Your task: Every record that follows must be returned word for word.

**** Record set ****

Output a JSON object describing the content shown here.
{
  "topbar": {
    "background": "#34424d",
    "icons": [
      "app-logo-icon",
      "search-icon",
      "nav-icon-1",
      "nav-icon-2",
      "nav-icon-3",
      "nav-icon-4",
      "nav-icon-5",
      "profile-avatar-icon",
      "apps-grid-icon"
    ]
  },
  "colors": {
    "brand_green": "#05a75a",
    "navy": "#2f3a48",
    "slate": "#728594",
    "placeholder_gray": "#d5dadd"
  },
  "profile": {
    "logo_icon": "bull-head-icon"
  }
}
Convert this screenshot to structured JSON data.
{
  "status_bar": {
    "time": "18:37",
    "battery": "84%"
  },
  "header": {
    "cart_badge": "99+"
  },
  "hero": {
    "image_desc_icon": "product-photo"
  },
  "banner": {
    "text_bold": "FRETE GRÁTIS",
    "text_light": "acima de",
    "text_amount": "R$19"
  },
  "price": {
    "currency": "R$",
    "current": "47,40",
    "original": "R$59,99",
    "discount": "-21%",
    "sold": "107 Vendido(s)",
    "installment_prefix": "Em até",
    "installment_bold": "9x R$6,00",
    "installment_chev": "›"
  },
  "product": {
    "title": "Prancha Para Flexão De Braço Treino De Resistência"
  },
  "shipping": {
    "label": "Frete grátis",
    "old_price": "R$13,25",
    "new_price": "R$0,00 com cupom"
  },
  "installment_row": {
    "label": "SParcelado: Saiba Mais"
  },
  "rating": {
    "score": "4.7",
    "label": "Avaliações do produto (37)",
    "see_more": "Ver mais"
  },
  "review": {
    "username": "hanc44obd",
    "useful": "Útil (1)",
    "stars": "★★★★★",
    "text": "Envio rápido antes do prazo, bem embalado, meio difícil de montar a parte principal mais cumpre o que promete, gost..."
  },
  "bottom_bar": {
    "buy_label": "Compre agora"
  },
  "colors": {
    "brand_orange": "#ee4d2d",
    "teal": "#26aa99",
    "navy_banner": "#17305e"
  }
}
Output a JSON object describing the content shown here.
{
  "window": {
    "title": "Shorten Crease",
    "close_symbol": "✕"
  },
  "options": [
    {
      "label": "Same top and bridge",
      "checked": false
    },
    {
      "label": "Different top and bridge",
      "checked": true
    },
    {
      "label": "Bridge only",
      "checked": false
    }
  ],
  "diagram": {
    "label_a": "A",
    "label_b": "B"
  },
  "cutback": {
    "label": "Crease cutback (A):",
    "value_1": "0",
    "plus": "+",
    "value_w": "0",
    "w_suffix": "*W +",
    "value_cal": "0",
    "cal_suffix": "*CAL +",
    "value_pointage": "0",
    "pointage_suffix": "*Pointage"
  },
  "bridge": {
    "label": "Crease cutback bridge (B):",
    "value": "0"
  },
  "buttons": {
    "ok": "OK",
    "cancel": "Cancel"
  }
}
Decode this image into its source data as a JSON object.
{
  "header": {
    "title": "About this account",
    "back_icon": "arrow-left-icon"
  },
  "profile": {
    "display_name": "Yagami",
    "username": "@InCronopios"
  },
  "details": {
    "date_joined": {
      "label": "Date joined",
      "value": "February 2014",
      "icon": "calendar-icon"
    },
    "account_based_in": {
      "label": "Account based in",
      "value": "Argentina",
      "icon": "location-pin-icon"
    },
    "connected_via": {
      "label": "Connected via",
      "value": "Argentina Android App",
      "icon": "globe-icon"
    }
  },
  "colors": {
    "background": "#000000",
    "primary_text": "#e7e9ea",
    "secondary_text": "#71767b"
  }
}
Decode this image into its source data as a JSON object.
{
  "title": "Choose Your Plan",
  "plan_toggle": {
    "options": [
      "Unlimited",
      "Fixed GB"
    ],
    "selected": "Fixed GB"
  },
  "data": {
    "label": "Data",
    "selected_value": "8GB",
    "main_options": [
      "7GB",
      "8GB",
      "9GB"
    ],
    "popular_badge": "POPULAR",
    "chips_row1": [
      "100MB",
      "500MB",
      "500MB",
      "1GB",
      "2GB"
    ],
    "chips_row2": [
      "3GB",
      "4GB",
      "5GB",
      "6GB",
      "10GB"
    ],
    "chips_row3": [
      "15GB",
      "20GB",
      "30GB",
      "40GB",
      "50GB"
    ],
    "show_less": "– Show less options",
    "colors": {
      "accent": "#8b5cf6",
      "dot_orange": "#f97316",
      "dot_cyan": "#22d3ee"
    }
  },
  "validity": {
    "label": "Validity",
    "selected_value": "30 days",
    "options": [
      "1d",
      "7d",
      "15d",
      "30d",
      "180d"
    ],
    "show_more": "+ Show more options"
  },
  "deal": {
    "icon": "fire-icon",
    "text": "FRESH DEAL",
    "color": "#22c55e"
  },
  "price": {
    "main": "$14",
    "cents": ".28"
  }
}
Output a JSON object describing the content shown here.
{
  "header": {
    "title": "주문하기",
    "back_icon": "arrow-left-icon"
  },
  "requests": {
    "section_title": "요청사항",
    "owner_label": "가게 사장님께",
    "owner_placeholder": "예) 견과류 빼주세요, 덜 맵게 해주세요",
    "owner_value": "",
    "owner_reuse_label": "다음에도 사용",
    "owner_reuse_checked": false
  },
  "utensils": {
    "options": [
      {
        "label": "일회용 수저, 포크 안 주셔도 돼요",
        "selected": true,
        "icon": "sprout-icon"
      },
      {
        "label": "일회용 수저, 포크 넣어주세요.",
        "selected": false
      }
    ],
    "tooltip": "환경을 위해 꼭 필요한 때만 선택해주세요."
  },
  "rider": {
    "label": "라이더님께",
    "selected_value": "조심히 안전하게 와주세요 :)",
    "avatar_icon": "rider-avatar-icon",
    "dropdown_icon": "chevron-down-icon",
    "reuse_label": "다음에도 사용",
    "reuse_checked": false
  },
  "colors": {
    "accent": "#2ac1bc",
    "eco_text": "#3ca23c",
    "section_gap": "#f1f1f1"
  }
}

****

Written solution:
Output a JSON object describing the content shown here.
{
  "topbar": {
    "background": "#34424d",
    "icons": [
      "app-logo-icon",
      "search-icon",
      "nav-icon-1",
      "nav-icon-2",
      "nav-icon-3",
      "nav-icon-4",
      "nav-icon-5",
      "profile-avatar-icon",
      "apps-grid-icon"
    ]
  },
  "colors": {
    "brand_green": "#05a75a",
    "navy": "#2f3a48",
    "slate": "#728594",
    "placeholder_gray": "#d5dadd"
  },
  "profile": {
    "logo_icon": "bull-head-icon"
  }
}
Convert this screenshot to structured JSON data.
{
  "status_bar": {
    "time": "18:37",
    "battery": "84%"
  },
  "header": {
    "cart_badge": "99+"
  },
  "hero": {
    "image_desc_icon": "product-photo"
  },
  "banner": {
    "text_bold": "FRETE GRÁTIS",
    "text_light": "acima de",
    "text_amount": "R$19"
  },
  "price": {
    "currency": "R$",
    "current": "47,40",
    "original": "R$59,99",
    "discount": "-21%",
    "sold": "107 Vendido(s)",
    "installment_prefix": "Em até",
    "installment_bold": "9x R$6,00",
    "installment_chev": "›"
  },
  "product": {
    "title": "Prancha Para Flexão De Braço Treino De Resistência"
  },
  "shipping": {
    "label": "Frete grátis",
    "old_price": "R$13,25",
    "new_price": "R$0,00 com cupom"
  },
  "installment_row": {
    "label": "SParcelado: Saiba Mais"
  },
  "rating": {
    "score": "4.7",
    "label": "Avaliações do produto (37)",
    "see_more": "Ver mais"
  },
  "review": {
    "username": "hanc44obd",
    "useful": "Útil (1)",
    "stars": "★★★★★",
    "text": "Envio rápido antes do prazo, bem embalado, meio difícil de montar a parte principal mais cumpre o que promete, gost..."
  },
  "bottom_bar": {
    "buy_label": "Compre agora"
  },
  "colors": {
    "brand_orange": "#ee4d2d",
    "teal": "#26aa99",
    "navy_banner": "#17305e"
  }
}
Output a JSON object describing the content shown here.
{
  "window": {
    "title": "Shorten Crease",
    "close_symbol": "✕"
  },
  "options": [
    {
      "label": "Same top and bridge",
      "checked": false
    },
    {
      "label": "Different top and bridge",
      "checked": true
    },
    {
      "label": "Bridge only",
      "checked": false
    }
  ],
  "diagram": {
    "label_a": "A",
    "label_b": "B"
  },
  "cutback": {
    "label": "Crease cutback (A):",
    "value_1": "0",
    "plus": "+",
    "value_w": "0",
    "w_suffix": "*W +",
    "value_cal": "0",
    "cal_suffix": "*CAL +",
    "value_pointage": "0",
    "pointage_suffix": "*Pointage"
  },
  "bridge": {
    "label": "Crease cutback bridge (B):",
    "value": "0"
  },
  "buttons": {
    "ok": "OK",
    "cancel": "Cancel"
  }
}
Decode this image into its source data as a JSON object.
{
  "header": {
    "title": "About this account",
    "back_icon": "arrow-left-icon"
  },
  "profile": {
    "display_name": "Yagami",
    "username": "@InCronopios"
  },
  "details": {
    "date_joined": {
      "label": "Date joined",
      "value": "February 2014",
      "icon": "calendar-icon"
    },
    "account_based_in": {
      "label": "Account based in",
      "value": "Argentina",
      "icon": "location-pin-icon"
    },
    "connected_via": {
      "label": "Connected via",
      "value": "Argentina Android App",
      "icon": "globe-icon"
    }
  },
  "colors": {
    "background": "#000000",
    "primary_text": "#e7e9ea",
    "secondary_text": "#71767b"
  }
}
Decode this image into its source data as a JSON object.
{
  "title": "Choose Your Plan",
  "plan_toggle": {
    "options": [
      "Unlimited",
      "Fixed GB"
    ],
    "selected": "Fixed GB"
  },
  "data": {
    "label": "Data",
    "selected_value": "8GB",
    "main_options": [
      "7GB",
      "8GB",
      "9GB"
    ],
    "popular_badge": "POPULAR",
    "chips_row1": [
      "100MB",
      "500MB",
      "500MB",
      "1GB",
      "2GB"
    ],
    "chips_row2": [
      "3GB",
      "4GB",
      "5GB",
      "6GB",
      "10GB"
    ],
    "chips_row3": [
      "15GB",
      "20GB",
      "30GB",
      "40GB",
      "50GB"
    ],
    "show_less": "– Show less options",
    "colors": {
      "accent": "#8b5cf6",
      "dot_orange": "#f97316",
      "dot_cyan": "#22d3ee"
    }
  },
  "validity": {
    "label": "Validity",
    "selected_value": "30 days",
    "options": [
      "1d",
      "7d",
      "15d",
      "30d",
      "180d"
    ],
    "show_more": "+ Show more options"
  },
  "deal": {
    "icon": "fire-icon",
    "text": "FRESH DEAL",
    "color": "#22c55e"
  },
  "price": {
    "main": "$14",
    "cents": ".28"
  }
}
Output a JSON object describing the content shown here.
{
  "header": {
    "title": "주문하기",
    "back_icon": "arrow-left-icon"
  },
  "requests": {
    "section_title": "요청사항",
    "owner_label": "가게 사장님께",
    "owner_placeholder": "예) 견과류 빼주세요, 덜 맵게 해주세요",
    "owner_value": "",
    "owner_reuse_label": "다음에도 사용",
    "owner_reuse_checked": false
  },
  "utensils": {
    "options": [
      {
        "label": "일회용 수저, 포크 안 주셔도 돼요",
        "selected": true,
        "icon": "sprout-icon"
      },
      {
        "label": "일회용 수저, 포크 넣어주세요.",
        "selected": false
      }
    ],
    "tooltip": "환경을 위해 꼭 필요한 때만 선택해주세요."
  },
  "rider": {
    "label": "라이더님께",
    "selected_value": "조심히 안전하게 와주세요 :)",
    "avatar_icon": "rider-avatar-icon",
    "dropdown_icon": "chevron-down-icon",
    "reuse_label": "다음에도 사용",
    "reuse_checked": false
  },
  "colors": {
    "accent": "#2ac1bc",
    "eco_text": "#3ca23c",
    "section_gap": "#f1f1f1"
  }
}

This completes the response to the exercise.